As seen in The AAF is an AAwFul idea (below), last April the Alliance of American Football announced its inception as a spring football league slated to begin the week after the Super Bowl. Repulsed by the prospect of spring football, I wrote:
This league should be abolished before it is even borned.
Out of perverse curiosity and to gauge popular opinion, on opening night I went to the Otter Lodge and Jeremiah’s Tavern in search of AAwFul fans. In both sports bars, the San Diego-San Antonio game was on one side TV. Not a soul was watching. My faith in American football fans — who like me believe football ends with the Super Bowl — reassured.
Today, I — we — are vindicated. As reported by NFL.com:
April 7th, 2018
A few weeks ago, the American Alliance of Football announced that one week after the 2019 Super Bowl the alliance will inaugurate its eight team 10 week spring football season ending on the weekend of April 26- 28. Its point is to keep football junkies well lubed for ten more weeks, no matter the mediocre quality of play or the detrimental effects on those junkies. This league should be abolished before it is even borned.If I were King of the N.F.L. explained how football should be ordered. In no form should football be played in the summer or spring.
Football begins in the Fall with dalliances. The first games are played under carefree September sunny skies, teams and fans flirt, fecundity lies still unbounded and untaken.

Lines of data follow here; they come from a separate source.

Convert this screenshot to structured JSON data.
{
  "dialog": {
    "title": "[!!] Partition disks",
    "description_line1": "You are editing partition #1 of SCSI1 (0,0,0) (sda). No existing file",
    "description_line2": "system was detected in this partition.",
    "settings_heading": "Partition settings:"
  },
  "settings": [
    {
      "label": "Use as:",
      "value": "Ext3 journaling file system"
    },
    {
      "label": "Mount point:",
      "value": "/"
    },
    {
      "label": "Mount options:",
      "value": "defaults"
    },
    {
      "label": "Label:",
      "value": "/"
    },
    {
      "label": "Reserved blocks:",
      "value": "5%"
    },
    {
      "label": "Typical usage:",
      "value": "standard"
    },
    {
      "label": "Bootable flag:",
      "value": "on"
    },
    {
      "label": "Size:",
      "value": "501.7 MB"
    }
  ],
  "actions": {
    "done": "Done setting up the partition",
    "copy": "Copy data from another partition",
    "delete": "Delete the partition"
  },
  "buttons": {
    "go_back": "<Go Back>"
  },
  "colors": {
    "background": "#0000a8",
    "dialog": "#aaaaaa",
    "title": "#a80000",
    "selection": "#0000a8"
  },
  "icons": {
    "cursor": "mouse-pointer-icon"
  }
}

Then, trees begrudgingly giving up their leaves, the time for courting is over and games take on relentless urgency.
The nights grow long and time is short. As the decision of December and January mounts, the Darwinian survivors engage in the penultimate playoffs: a jousting of top dogs to be extinguished. Then the Supra Bowl. As early February howls, the Supra Bowl is the final expiation of triumph and surrender. The season is over, take off your cleats, lie down. The time is to rest until the saga must be replayed.
But, by unnaturally pushing football into a season into which it has no place, the American Alliance of Football wants to prolong the satisfying climax and its sentimental after effects.
As King of the N.F.L., I decree this AAF cult to be excommunicated and shunned.
In Gates-Chili’s Ernest Jackson one of a few Rochestarians who made their football mark in Canada, we looked down upon the Canadian Football League for playing in the summer time: little more than a watered down diversion.
In If I were King of the N.F.L., we mocked the World Football League (1974 – 1975) for beginning its season in July — and surviving only one and a half seasons.
Playing a spring/summer schedule, the United States Football League mercifully lasted only three years, 1983 – 1985. In perhaps the only time I agreed with him, Donald Trump owned the USFL New Jersey Generals and persuaded the other owners to switch to a Fall schedule. The league folded before the appropriate switch was made.
Football should be happy with its dramatic denouement and its passionate climax: the Super Bowl representing the last ravages of winter as the blossoms of spring and new, gentler, pastimes are just around the corner.
By contrast, baseball ends not with a bang but a wan goodbye. As now passed baseball Commissioner A. Bartlett Giamatti wrote:
A professor of English Renaissance literature, Giammatti tells us what we must know of baseball: it is better to have loved and lost — “the memory of sunshine and high skies alive” — than never to have loved at all.
In the softball game for decades played on the green fields of Brighton, we live Giammatti’s life cycle. Our league begins in early May and ends on Labor Day. Over the years, some have petitioned for a longer season. But we’ve never artificially elongated our schedule to interfere with the natural rhythms of nature.
When summer ends, the season ends. Anon.
Of course, another great English poet, Alexander Pope, wrote:
Hope springs eternal in the human breast
Today, as seen in the melancholy mitt, balls and bat, the prospects for our game look frozen.
But a bare two hours later, the first Boys of Summer could be found: a father and son team from Brighton getting ready for Opening Day.